In future, more and more end-users for various industrial technologies may start creating a similar experience for themselves, or demanding it from their technology suppliers. A few different combinations and permutations of information value chains and business models may emerge to take advantage of this information originated opportunity.
Organisations with the appetite, capacity, and opportunity of economies of scale may invest in either developing or acquiring the means to connect, collect, analyse, and act on information that will enable them to manage their assets in an optimal way. Many would already have some of the dependencies in place. For example, suitable instrumentation, a data historian, a manufacturing execution system, a workflow system, and a maintenance workorder system. For organisations in this bracket only the analytics component would be required in order to start gaining competitive advantage from advanced asset monitoring.
In the case of a supplier of manufacturing equipment or other products or services that want to gain competitive advantage and increased market share, or simply avoid disruption, it may very well be the best option to partner with an existing, leading vendor of a complete, hardware agnostic suite of asset performance software that can be integrated with their hardware, and possibly with that of their customers.
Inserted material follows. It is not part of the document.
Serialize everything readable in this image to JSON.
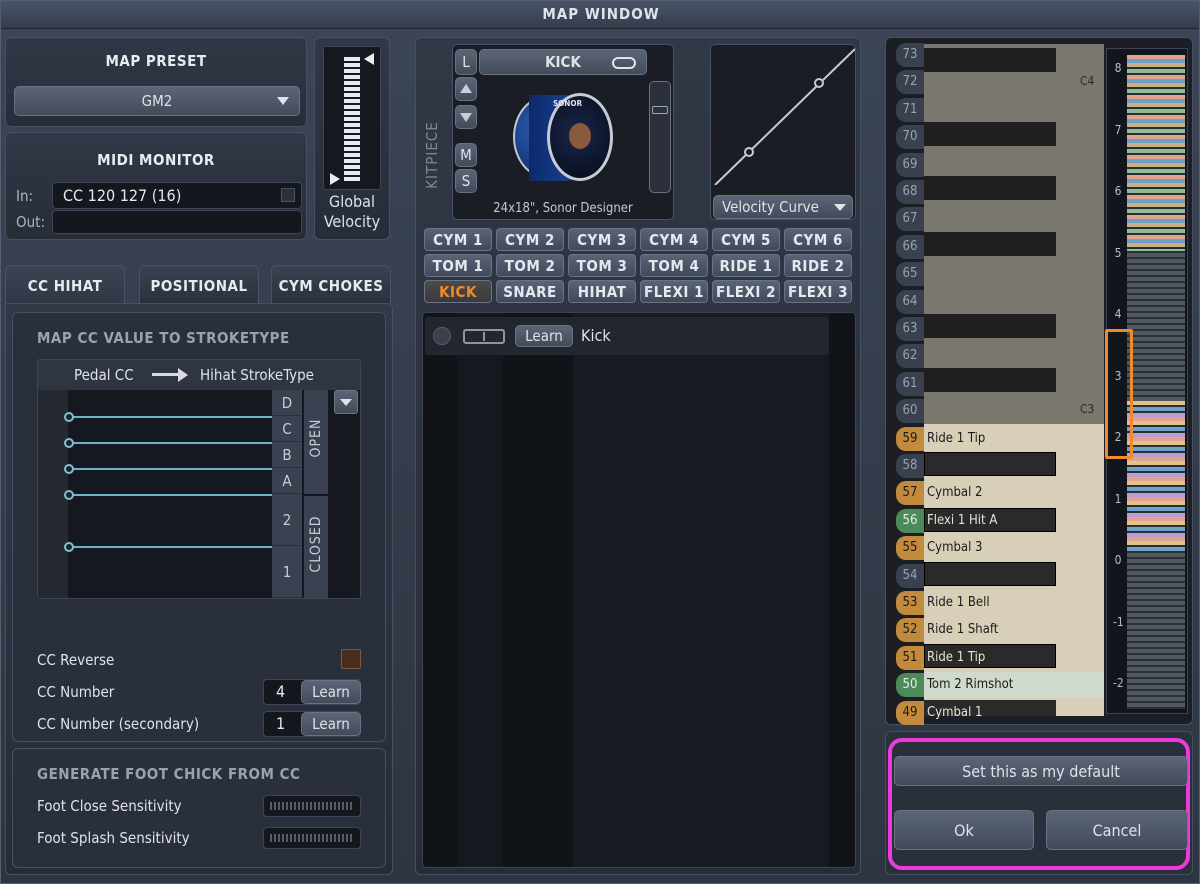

This would allow the manufacturer to focus on their own core business, whilst still offering customers a great user experience.
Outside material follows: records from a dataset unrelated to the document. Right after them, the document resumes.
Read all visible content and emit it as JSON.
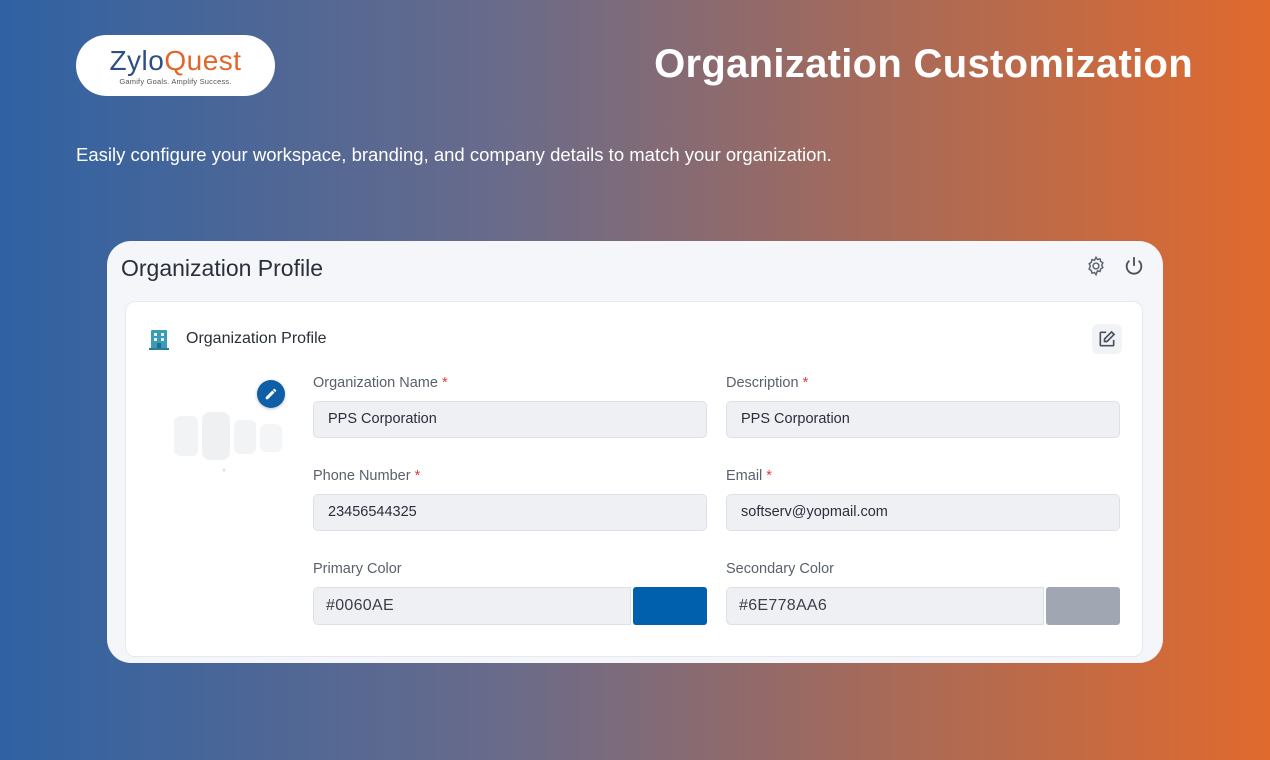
{
  "brand": {
    "logo_part1": "Zylo",
    "logo_part2": "Quest",
    "tagline": "Gamify Goals. Amplify Success."
  },
  "hero": {
    "title": "Organization Customization",
    "subtitle": "Easily configure your workspace, branding, and company details to match your organization."
  },
  "panel": {
    "title": "Organization Profile",
    "header_icons": [
      "gear-icon",
      "power-icon"
    ],
    "section": {
      "title": "Organization Profile",
      "icon": "building-icon",
      "edit_icon": "edit-icon"
    }
  },
  "form": {
    "org_name": {
      "label": "Organization Name",
      "required": "*",
      "value": "PPS Corporation"
    },
    "description": {
      "label": "Description",
      "required": "*",
      "value": "PPS Corporation"
    },
    "phone": {
      "label": "Phone Number",
      "required": "*",
      "value": "23456544325"
    },
    "email": {
      "label": "Email",
      "required": "*",
      "value": "softserv@yopmail.com"
    },
    "primary_color": {
      "label": "Primary Color",
      "value": "#0060AE",
      "swatch": "#0060AE"
    },
    "secondary_color": {
      "label": "Secondary Color",
      "value": "#6E778AA6",
      "swatch": "#6E778AA6"
    }
  },
  "colors": {
    "brand_blue": "#2e4f86",
    "brand_orange": "#e2662b",
    "required": "#e23b3b",
    "avatar_edit": "#0f5ea8"
  }
}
Further, if optimising AI can be used, the vendor would be able to exploit the (big) data collected from its customer base to optimise asset reliability and maintenance costs. This means that, say you manufactured some sort of equipment that needs periodic maintenance, you can build prescriptive analytics (AI domain) models to minimise the overall cost of maintenance needed for a given level of service. As a supplier, you can then decide how you want to best use this new value – do you want to leverage it for bigger market share by passing some of it through to your customer base, or do you want to leverage it for higher margins? Probably a bit of both.
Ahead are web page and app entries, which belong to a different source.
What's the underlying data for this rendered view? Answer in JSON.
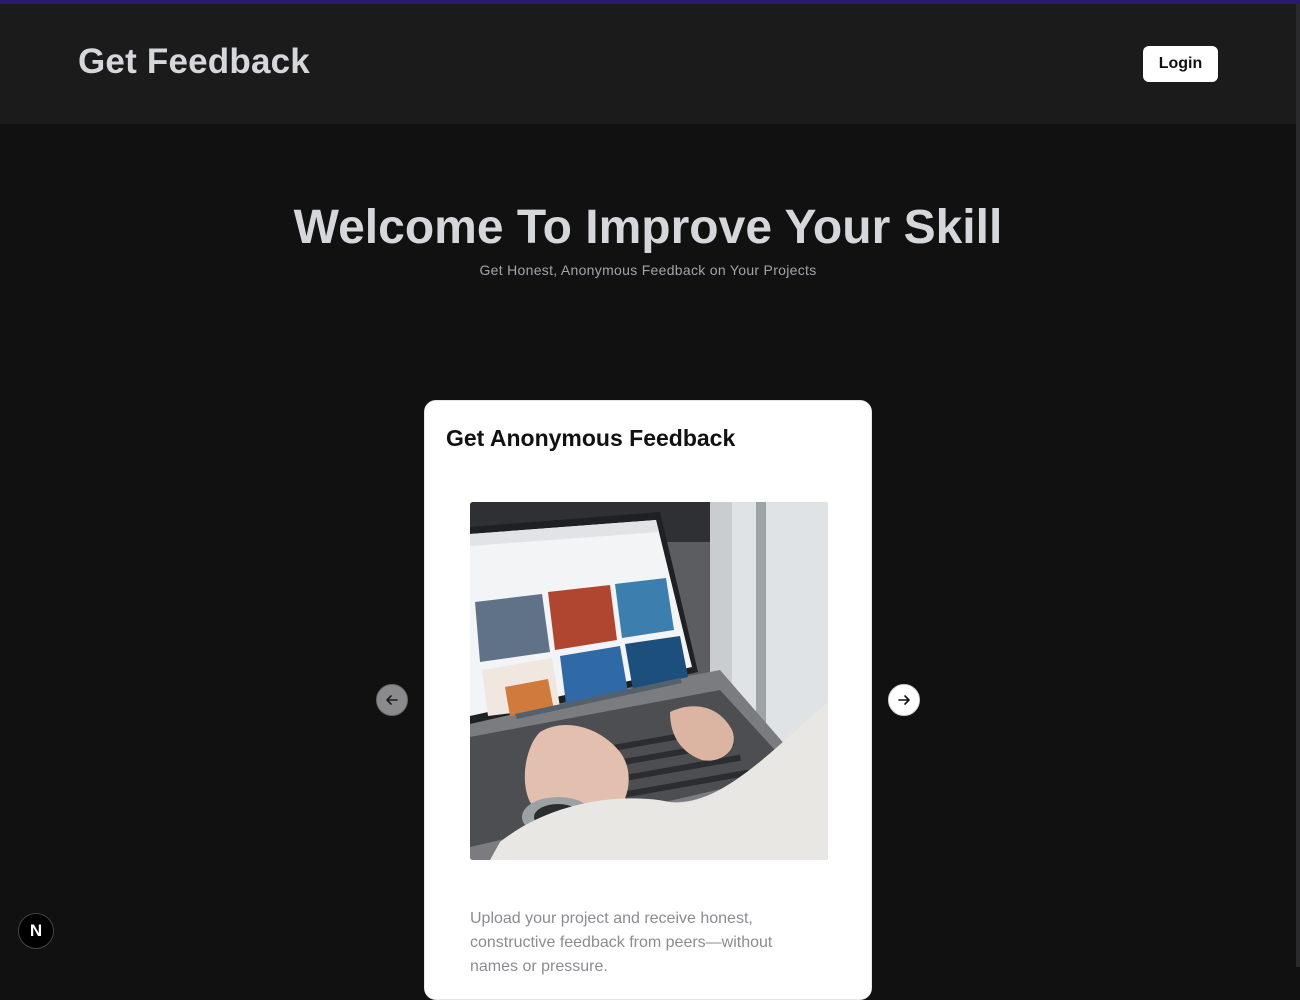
{
  "header": {
    "brand": "Get Feedback",
    "login_label": "Login"
  },
  "hero": {
    "title": "Welcome To Improve Your Skill",
    "subtitle": "Get Honest, Anonymous Feedback on Your Projects"
  },
  "carousel": {
    "prev_icon": "arrow-left-icon",
    "next_icon": "arrow-right-icon",
    "card": {
      "title": "Get Anonymous Feedback",
      "image_icon": "laptop-photo",
      "description": "Upload your project and receive honest, constructive feedback from peers—without names or pressure."
    }
  },
  "badge": {
    "letter": "N",
    "icon": "nextjs-logo-icon"
  },
  "colors": {
    "page_bg": "#111112",
    "header_bg": "#1b1b1c",
    "accent": "#2b1870",
    "title_text": "#d6d7db"
  }
}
There may also be an opportunity for the emergence of aggregators, that have back-to-back partnerships with asset performance management software vendors, that provide the integration of remote, cloud-based asset information services to technology vendors and manufacturers. These aggregators may have partnerships, or may even be, insurance companies, because with the types of models required to fully optimise the information value and the ultimate benefit gained by the end user, this can be thought of as a type of insurance – asset performance assurance.
As we can see, everybody in the value chain, from the end customer of the manufactured product right through to the OEM and insurer can benefit from this large new information driven opportunity, but companies that realise that the right software partners, with the right technology as well as industry insight, for rapid time to value as well as sustainable service, may emerge as early winners in this new competitive landscape.
Similarly, to me previous article on Steve Jobs, and why he may have been the greatest salesman of all time, this way of applying information and communication technology offers, at both the OEM and information services level, the opportunity of disruption at a global scale.